Your other option is to define required fields in a collection and use a loop to check if each Request[fieldName] is null.

• Yeah @Keyo. Good OOP approach. However, it really complicates the situation without any benefit at all. I prefer to work procedurally in UI, and work OO in business, data access, services, etc. +1 for a new point of view. – Saeed Neamati Oct 13 '11 at 9:11
• I don't agree that there is no benefit. You get to keep all the form handling code in one place. It can be refactored and extended with new methods and validation rules that will work everywhere. If you wanted you could have a render function for your form object. I prefer to work procedurally in UI, and work OO in business... Is form validation not business logic? It isn't UI code. I don't know what your context is, but in any project with more than a few forms doing it procedurally would get messy. – Keyo Oct 13 '11 at 9:22

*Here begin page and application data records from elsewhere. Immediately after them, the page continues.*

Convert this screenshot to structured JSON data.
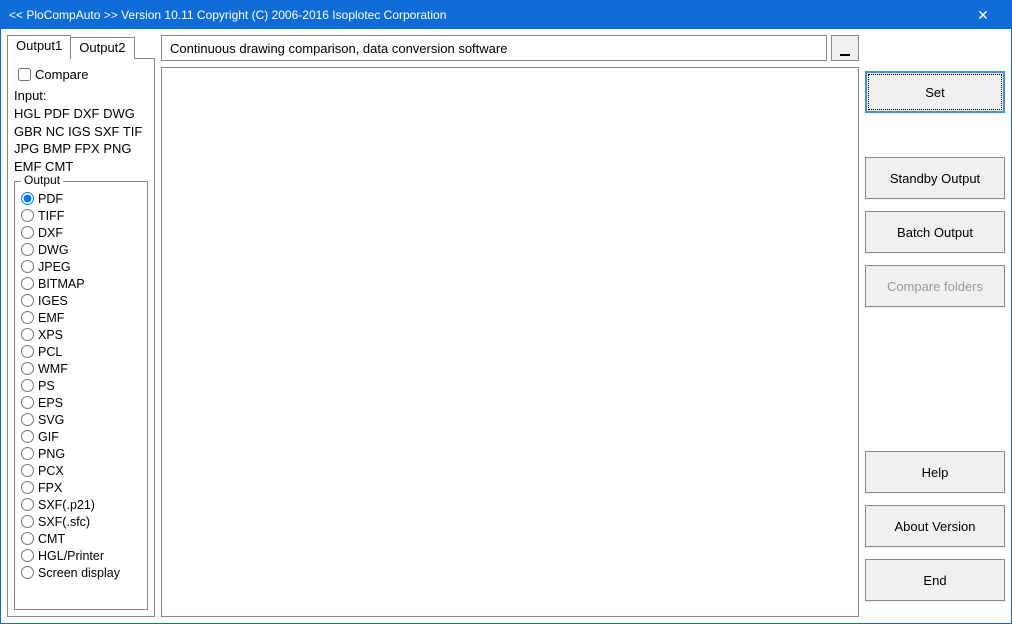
{
  "window": {
    "title": "<< PloCompAuto >>   Version 10.11 Copyright (C) 2006-2016 Isoplotec Corporation"
  },
  "tabs": {
    "output1": "Output1",
    "output2": "Output2"
  },
  "compare": {
    "label": "Compare",
    "checked": false
  },
  "input": {
    "label": "Input:",
    "line1": "HGL PDF DXF DWG",
    "line2": "GBR NC  IGS SXF TIF",
    "line3": "JPG BMP FPX PNG",
    "line4": "EMF CMT"
  },
  "output_group": {
    "legend": "Output",
    "options": [
      "PDF",
      "TIFF",
      "DXF",
      "DWG",
      "JPEG",
      "BITMAP",
      "IGES",
      "EMF",
      "XPS",
      "PCL",
      "WMF",
      "PS",
      "EPS",
      "SVG",
      "GIF",
      "PNG",
      "PCX",
      "FPX",
      "SXF(.p21)",
      "SXF(.sfc)",
      "CMT",
      "HGL/Printer",
      "Screen display"
    ],
    "selected": "PDF"
  },
  "description": "Continuous drawing comparison, data conversion software",
  "buttons": {
    "set": "Set",
    "standby": "Standby Output",
    "batch": "Batch Output",
    "compare_folders": "Compare folders",
    "help": "Help",
    "about": "About Version",
    "end": "End"
  }
}
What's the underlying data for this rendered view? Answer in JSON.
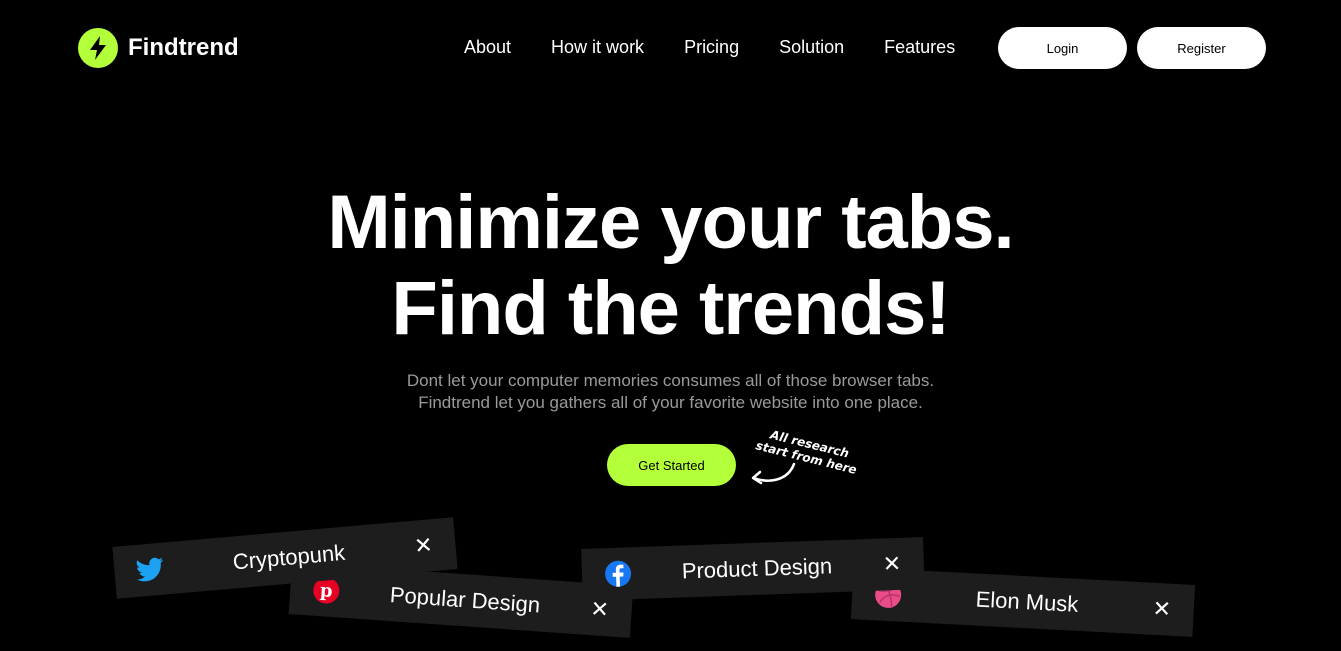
{
  "brand": {
    "name": "Findtrend",
    "accent_color": "#b3ff3a",
    "icon": "lightning-bolt-icon"
  },
  "nav": {
    "items": [
      {
        "label": "About"
      },
      {
        "label": "How it work"
      },
      {
        "label": "Pricing"
      },
      {
        "label": "Solution"
      },
      {
        "label": "Features"
      }
    ],
    "login_label": "Login",
    "register_label": "Register"
  },
  "hero": {
    "title_line1": "Minimize your tabs.",
    "title_line2": "Find the trends!",
    "subtitle_line1": "Dont let your computer memories consumes all of those browser tabs.",
    "subtitle_line2": "Findtrend let you gathers all of your favorite website into one place.",
    "cta_label": "Get Started",
    "annotation_line1": "All research",
    "annotation_line2": "start from here"
  },
  "tabs": [
    {
      "label": "Cryptopunk",
      "icon": "twitter-icon",
      "color": "#1da1f2",
      "close": "✕"
    },
    {
      "label": "Popular Design",
      "icon": "pinterest-icon",
      "color": "#e60023",
      "close": "✕"
    },
    {
      "label": "Product Design",
      "icon": "facebook-icon",
      "color": "#1877f2",
      "close": "✕"
    },
    {
      "label": "Elon Musk",
      "icon": "dribbble-icon",
      "color": "#ea4c89",
      "close": "✕"
    }
  ]
}
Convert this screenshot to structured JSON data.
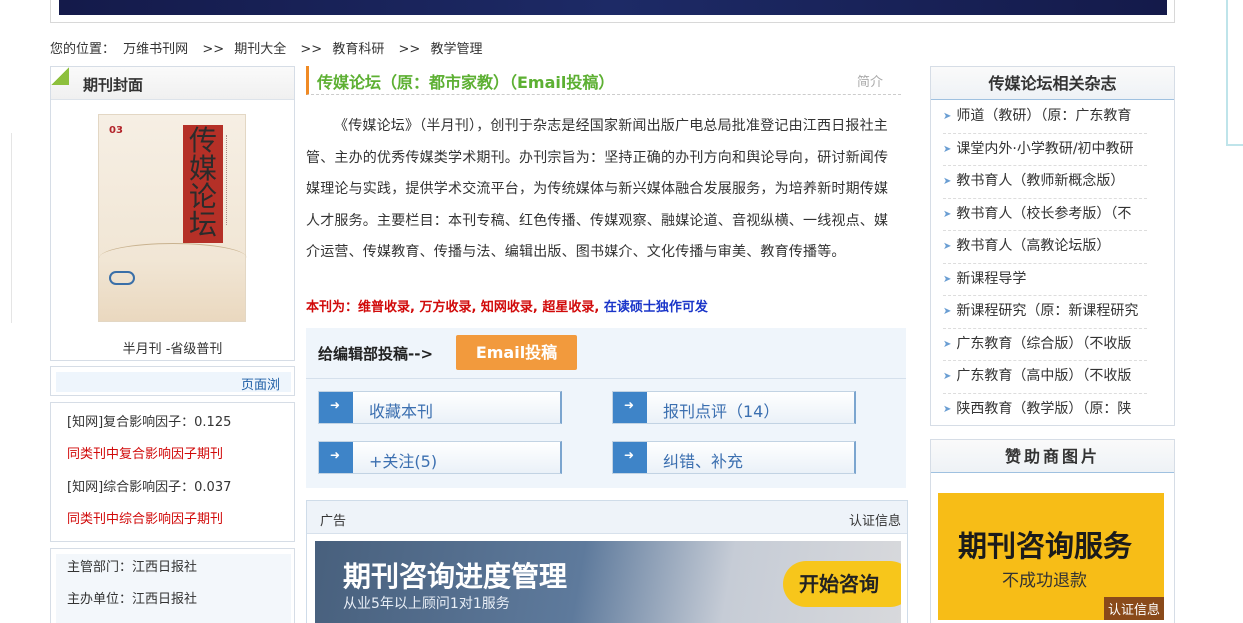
{
  "breadcrumb": {
    "prefix": "您的位置：",
    "items": [
      "万维书刊网",
      "期刊大全",
      "教育科研",
      "教学管理"
    ],
    "sep": ">>"
  },
  "cover": {
    "title": "期刊封面",
    "issue_num": "03",
    "cover_title": "传媒论坛",
    "caption": "半月刊 -省级普刊"
  },
  "browse": {
    "label": "页面浏"
  },
  "factors": {
    "compound_label": "[知网]复合影响因子：0.125",
    "compound_link": "同类刊中复合影响因子期刊",
    "overall_label": "[知网]综合影响因子：0.037",
    "overall_link": "同类刊中综合影响因子期刊"
  },
  "units": {
    "supervisor": "主管部门：江西日报社",
    "sponsor": "主办单位：江西日报社"
  },
  "main": {
    "title": "传媒论坛（原：都市家教）（Email投稿）",
    "intro_link": "简介",
    "description": "《传媒论坛》（半月刊），创刊于杂志是经国家新闻出版广电总局批准登记由江西日报社主管、主办的优秀传媒类学术期刊。办刊宗旨为：坚持正确的办刊方向和舆论导向，研讨新闻传媒理论与实践，提供学术交流平台，为传统媒体与新兴媒体融合发展服务，为培养新时期传媒人才服务。主要栏目：本刊专稿、红色传播、传媒观察、融媒论道、音视纵横、一线视点、媒介运营、传媒教育、传播与法、编辑出版、图书媒介、文化传播与审美、教育传播等。",
    "indexed_prefix": "本刊为：维普收录, 万方收录, 知网收录, 超星收录, ",
    "indexed_blue": "在读硕士独作可发"
  },
  "submit": {
    "label": "给编辑部投稿-->",
    "email_button": "Email投稿",
    "actions": [
      "收藏本刊",
      "报刊点评（14）",
      "+关注(5)",
      "纠错、补充"
    ]
  },
  "ad": {
    "label": "广告",
    "cert": "认证信息",
    "banner_title": "期刊咨询进度管理",
    "banner_sub": "从业5年以上顾问1对1服务",
    "banner_button": "开始咨询"
  },
  "related": {
    "title": "传媒论坛相关杂志",
    "items": [
      "师道（教研）（原：广东教育",
      "课堂内外·小学教研/初中教研",
      "教书育人（教师新概念版）",
      "教书育人（校长参考版）（不",
      "教书育人（高教论坛版）",
      "新课程导学",
      "新课程研究（原：新课程研究",
      "广东教育（综合版）（不收版",
      "广东教育（高中版）（不收版",
      "陕西教育（教学版）（原：陕"
    ]
  },
  "sponsor": {
    "title": "赞助商图片",
    "img_title": "期刊咨询服务",
    "img_sub": "不成功退款",
    "img_badge": "认证信息"
  },
  "colors": {
    "title_green": "#5db033",
    "accent_orange": "#f29a3d",
    "link_blue": "#3b6fb0",
    "alert_red": "#d10a0a"
  }
}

Any if-statement clause system is acceptable provided it is easily readable and understandable.

First off, when the number of clauses gets above one (1), put each clause in parentheses. That way you don't have to think about operator precedence.

Second, when the if-line gets long, break it into multiple lines, one for each clause.

Third, whenever coding lines that parallel each other, add blanks in order to make the components line up. That way you can instantly see the parallelism and be confident that you haven't thrown in an extra character somewhere.

I would recode your example as:

if (     ( Request[ "first"  ] == null )
|| ( Request[ "second" ] == null )
|| ( Request[ "third"  ] == null )
|| (...) )
{


Fourth, if the clauses involve both AND and OR, be sure to parenthesise the sub-clauses and vary the indenting to show what pices oare sub-components of other pieces. And, when it gets this complex, think about breaking it up into multiple if-statements.

• XLNT!! - I prefer the logicals at the end – Dave Oct 13 '11 at 22:35
• I prefer them at the start - easier to align for readability, and I can easily inspect the logicals without having to skim over the conditions. – ANeves Nov 4 '11 at 16:41

You could make it simpler using linq.

var requiredFiels = new [] { "First", "Second", ... };
if (requiredFields.Any(x => Request[x] == null))
throw new ApplicationException(...);


I think that I would take a different approach, though. I would probably have developed the application following a domain driven approach. That means I would already have classes in my system representing the business entities to which the data in the form belongs. I would then simply fill out the domain objects with the data posted in the form, and place the responsibility of validating the data in the domain object itself.

However, neither of these techniques prevent you from form spoofing attack (which you said was the goal). To prevent this you should use an anti-forgery token.

You've received good answers for doing a simplistic check against all the fields. If this isn't the case, I'd suggest encapsulating the check.

Create an object which is a validHTTPrequest. It has all forty of your fields and the values are set to be what you consider correct. Take your input values, and assign them to an new object, then do an equality check. If you've overloaded the equals operator for that object to check is var and see if they are the same, then you've solved the problem.

if (currentRequest = validRequest)